Special purpose acquisition companies (SPACs) are enjoying rapidly growing popularity as more and more companies choose to go public via SPACs. SPACs have long flourished in the United States, and now they are also going public in Germany and throughout Europe. But how can an initial public offering (IPO) via SPAC be achieved?
A SPAC is a hybrid of IPO, private equity, mergers and acquisitions, and financing. The so-called sponsors set up a SPAC as an investment vehicle, which – without conducting any operating business itself – collects capital from investors during an IPO in order to acquire a promising company later. Since the SPAC is still an empty shell at the time of the IPO, the disclosure obligations in the context of the prospectus disclosure (a decisive time factor in a traditional IPO) usually must be fulfilled within a short period of time. The proceeds raised in the IPO are then deposited into an escrow account while the sponsors search for a company to acquire within 12 to 24 months.
1. The de-SPACing
The process by which the empty shell company becomes a publicly traded company with an operative business is called de-SPACing.
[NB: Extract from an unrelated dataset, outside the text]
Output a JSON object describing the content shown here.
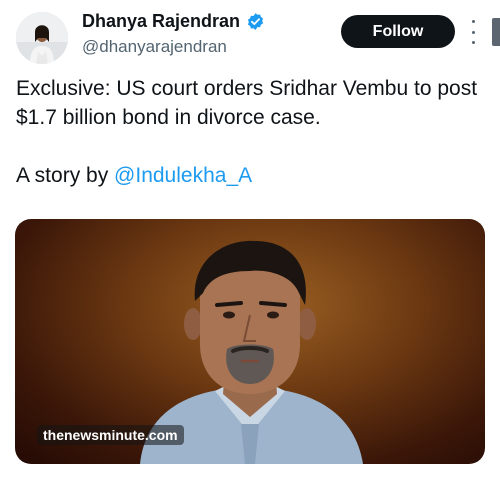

Once a target company has been identified for acquisition, the de-SPACing process begins with the signing of a letter of intent that typically includes exclusivity agreements. In parallel with due diligence and preparations for the IPO, a business combination agreement (BCA) is negotiated, along with additional agreements. After the parties sign the BCA, the transaction is marketed to the SPAC shareholders and new investors, often in combination with a pre-signing private investment in private equity financing and market sounding. SPAC investors must agree to the proposed transaction and can still decide whether to drop out or exercise the existing option right in exchange for paying in capital.
From the perspective of the target company, the takeover by a SPAC is initially an M&A transaction, which allows greater predictability of proceeds and terms compared to a traditional IPO, because of the ability to negotiate the BCA. Through a merger with the listed SPAC, at the end of the process the target company is listed on the stock exchange, and both the legacy shareholders and the SPAC investors hold listed shares.
The hype around SPACs is fuelled by the fact that the competitive US capital market has enabled active sponsors to collect astonishingly high investor commitments. Courted stock market candidates have been able to take advantage of SPACs’ competition for target companies and resulting high valuations.
2. Relevance and attractiveness of SPACs in Europe
Stock market candidates are now regularly examining the possibility of going public via a de-SPAC transaction. At the same time, more European SPACs are targeting European destinations. Nevertheless, conducting SPACs in the US appears attractive for European targets for two main reasons:
- The US capital market offers larger volumes and higher valuations.
- The actual IPO and the entire handling is organized by experienced US investors and their advisors. This makes the process more like an M&A transaction and less like an IPO for the target company. In addition, the sponsors handle the marketing. However, one should not completely ignore the fact that the sponsors regularly receive a 20% share of the capital raised, which can lead to high hidden costs.
3. Concrete design options
Despite all the advantages offered by a de-SPAC transaction, the structural implementation for a German operating company is not trivial, especially if production and management are to remain in Germany after the transaction. The goal is to create a structure that is compatible with the requirements of the US capital market.
As a first step, the target company establishes a subsidiary (usually Dutch), which later becomes TopCo. Unlike German shares, Dutch shares can be traded directly on a US stock exchange. TopCo in turn establishes a subsidiary, the so-called MergerSub, in the SPAC’s jurisdiction. A Cayman SPAC is often used for a transaction with a European connection. The MergerSub is merged with the SPAC based in the Cayman Islands. In return, the shareholders of the Cayman SPAC receive shares in TopCo. TopCo then takes over the stock exchange listing of the SPAC. Thereafter, the shareholders of the target company contribute all shares in the target company to TopCo in exchange for the issuance of new shares in TopCo (thereby transforming TopCo into a Dutch NV). As a result, the target company is listed on a US stock exchange as a subsidiary of the Dutch NV.
From the perspective of the target company and its shareholders, a de-SPAC transaction requires the ability to plan, implement and maintain such a multinational structure in practice. This is only possible with good planning, a great deal of discipline and the right advisors for capital market, legal and tax. All of these factors should be taken into account when considering which route to the capital market is the right one.